"Many charters are new and smaller than local schools and do not actually have the comprehensive services available, but that does not really absolve them from their obligation," says Mary Fayad, executive director of special education and early intervention services at Wayne RESA. "It presents parents with big challenges to work within the system, exercise their due process rights to obtain these services, or return to the public school district. We see this all of the time."
But, she adds, that's not true for all charters. Many have a setup that includes a resource room that supplements a students' time in the general education classroom. Yet "staff are spread fairly thin," she says. "Sometimes support staff are part time – so not available at all times.
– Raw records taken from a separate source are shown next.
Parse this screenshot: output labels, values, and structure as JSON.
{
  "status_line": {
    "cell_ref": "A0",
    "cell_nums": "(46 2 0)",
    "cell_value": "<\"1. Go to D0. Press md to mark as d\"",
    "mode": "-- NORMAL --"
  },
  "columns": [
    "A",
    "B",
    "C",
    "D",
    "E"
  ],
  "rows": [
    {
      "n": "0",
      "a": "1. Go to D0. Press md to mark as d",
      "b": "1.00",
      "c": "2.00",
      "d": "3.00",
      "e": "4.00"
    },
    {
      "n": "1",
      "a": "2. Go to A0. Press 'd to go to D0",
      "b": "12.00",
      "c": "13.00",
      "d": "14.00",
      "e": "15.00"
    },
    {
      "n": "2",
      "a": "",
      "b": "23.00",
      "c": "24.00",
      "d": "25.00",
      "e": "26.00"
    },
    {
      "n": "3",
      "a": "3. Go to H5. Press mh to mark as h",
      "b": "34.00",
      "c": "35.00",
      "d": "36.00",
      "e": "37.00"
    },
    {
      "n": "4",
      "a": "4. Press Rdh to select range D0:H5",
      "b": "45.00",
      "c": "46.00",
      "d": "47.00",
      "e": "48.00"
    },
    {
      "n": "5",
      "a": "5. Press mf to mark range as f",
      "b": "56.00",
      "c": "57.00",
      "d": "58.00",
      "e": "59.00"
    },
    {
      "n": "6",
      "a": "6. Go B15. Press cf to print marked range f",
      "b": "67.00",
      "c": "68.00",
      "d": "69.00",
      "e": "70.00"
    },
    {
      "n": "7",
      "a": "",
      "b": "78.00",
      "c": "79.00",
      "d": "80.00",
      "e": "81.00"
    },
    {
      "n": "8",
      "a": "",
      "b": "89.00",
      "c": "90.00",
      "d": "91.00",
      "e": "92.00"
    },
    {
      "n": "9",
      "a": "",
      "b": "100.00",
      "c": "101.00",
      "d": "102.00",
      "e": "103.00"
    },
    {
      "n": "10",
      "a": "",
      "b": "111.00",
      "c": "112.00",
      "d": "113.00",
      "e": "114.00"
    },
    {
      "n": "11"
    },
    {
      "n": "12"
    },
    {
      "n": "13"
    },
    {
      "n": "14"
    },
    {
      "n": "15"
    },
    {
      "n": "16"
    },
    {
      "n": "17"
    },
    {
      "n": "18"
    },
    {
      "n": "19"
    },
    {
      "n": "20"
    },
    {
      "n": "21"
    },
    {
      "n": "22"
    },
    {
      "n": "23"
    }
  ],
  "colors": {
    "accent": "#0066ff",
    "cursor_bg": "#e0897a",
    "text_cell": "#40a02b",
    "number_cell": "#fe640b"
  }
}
Even the smallest local school districts have a wider array of services within the district or they work out cooperative agreements with neighboring districts to share programming."
Private schools, which don't accept federal or state funding, do not have to provide special education services, Fayad adds.
She says that Detroit Public Schools works closely with Wayne RESA to make sure it's providing families with services they need and that its teachers are trained.
According to the Michigan Alliance for Families, IDEA requires students be placed in the "least restrictive environment," or LRE, based on their IEP. DPS has a Placement Center, where parents can take their child's IEP to see what school their child should be attending in the district. Within DPS, there is a gamut of special education options for students with various disabilities from preschool through age 26.
Demand what's in the law for your child, Montoya says. "It doesn't stop with getting your IEP. It doesn't stop with getting into the school. You really have to be an advocate every day."
Step 5: Planning for transition into adulthood
The Individuals with Disabilities Education Act (IDEA) requires the IEP team to start planning for your child's next step in life no later than 16 years old. You, as well as your child, will be invited to this meeting where, as a team, you'll decide goals for your child's postsecondary future. The different areas outlined by IDEA include postsecondary or vocational education, integrated employment, continuing and adult education, adult services, independent living or community participation. The goals in these areas should be updated annually, according to Wayne RESA's Transition IEP Review Checklist.
IDEA also specifies that transition services are meant to help your child improve and should be based on his needs – but also strengths, preferences and interests. This is why IDEA requests your child come to this IEP meeting. If he cannot attend, then steps must be taken to make sure the student's interests are considered, the law notes. Agencies that are likely to pay for or provide these transition services should be invited to the IEP, Wayne RESA notes on its checklist.
At the time or before your child turns 17, parents will be notified that their child is approaching the "age of majority" in Michigan, which is 18 years old – making them a legal adult, a Wayne RESA document explains. That means your rights will be transferred. If your child has a special need or disability, you may consider getting guardianship of your child after 18, so you can continue to advocate for your child.
Neighborhood Service Organization, which is stationed at DPS' six center-based schools, has somebody on staff who helps specifically with the guardianship process, says Renee Peters of NSO.
"Once a child turns 18, whether they can deal with themselves or not, they are their own guardian. So that is a very big piece," she says.
Even if you don't obtain total guardianship, it's important to consider, says Deborah Love-Peel of the Drew Parent Resource Center. There may be certain things you still have to help your child do. Also, after a child is 18, when an IEP meeting is held, the school can't invite the parents because it would violate the student's privacy rights, says Robert Avedisian, principal at Drew.
Peters suggests families start preparing for this process at least six months before the child turns 18. There are steps and evaluations involved to determine if there's a need for a guardian.